If you forget something it might be extremely hard to find here. Please check here for an exhaustive packing list for (general) trekking in Nepal. If you are not a frequent hiker, you can rent most of the trekking gear in Nepal when you arrive.

Will we be using tents and mattresses on the trek?

No. There are teahouses along the trek. We will not need tents or mattresses.

Where can I leave stuff in Kathmandu when I am trekking?

Anything you don’t want to take on the trek with you can be stored at your hotel or in our office. We suggest you ensure your bag is lockable.

Who will be my guide?

We use local guides. On each trek our guides have been to the relevant areas numerous times.

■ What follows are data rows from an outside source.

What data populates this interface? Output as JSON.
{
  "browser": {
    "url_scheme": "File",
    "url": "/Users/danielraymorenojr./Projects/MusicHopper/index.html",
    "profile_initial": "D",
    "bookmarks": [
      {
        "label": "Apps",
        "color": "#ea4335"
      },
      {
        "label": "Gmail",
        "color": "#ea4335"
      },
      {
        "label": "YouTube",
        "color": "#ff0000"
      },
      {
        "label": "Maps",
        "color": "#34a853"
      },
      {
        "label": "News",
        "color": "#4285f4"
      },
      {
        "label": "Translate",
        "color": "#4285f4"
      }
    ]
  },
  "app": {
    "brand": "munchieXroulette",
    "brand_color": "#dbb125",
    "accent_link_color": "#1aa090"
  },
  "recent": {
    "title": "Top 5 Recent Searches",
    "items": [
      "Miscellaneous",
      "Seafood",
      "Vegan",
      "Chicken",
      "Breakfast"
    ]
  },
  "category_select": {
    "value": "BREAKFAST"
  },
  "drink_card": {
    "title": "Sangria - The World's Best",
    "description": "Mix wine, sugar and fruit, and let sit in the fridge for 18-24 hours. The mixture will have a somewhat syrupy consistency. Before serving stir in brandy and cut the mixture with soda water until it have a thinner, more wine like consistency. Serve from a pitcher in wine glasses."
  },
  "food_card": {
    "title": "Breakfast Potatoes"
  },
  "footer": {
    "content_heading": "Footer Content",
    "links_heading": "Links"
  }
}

All are experienced, knowledgeable, flexible and authorized licensed guides with the Government of Nepal.

Will I need a porter for my trek?

Preferable. If you use a porter it has double benefit: you can fully enjoy your trek without carrying a heavy bag, and its improves the income of the local community.

How much can a porter carry?

20kg. On average a porter can carry 22kg including their own backpack. So, they can carry up to 18kg of your gear and equipment. We provide backpacks for porters.

Are your staff insured in case of accidents etc.?

Yes. At Magical Nepal we make sure all our staff are well insured.

I hear incidents when porters do not have proper shoes etc. Is this true?

At Magical Nepal we ensure all our guides and porters have proper gear, are well equipped and protected. This is for their own wellbeing and for the wellbeing of our clients.

You can send your inquiry via the form below.

You can send your inquiry via the form below.

Price From USD$1,195/person
1,195
Total $ 1,195 USD

Trip Facts

  • 5,300 m
  • Lukla/Lukla
  • Demanding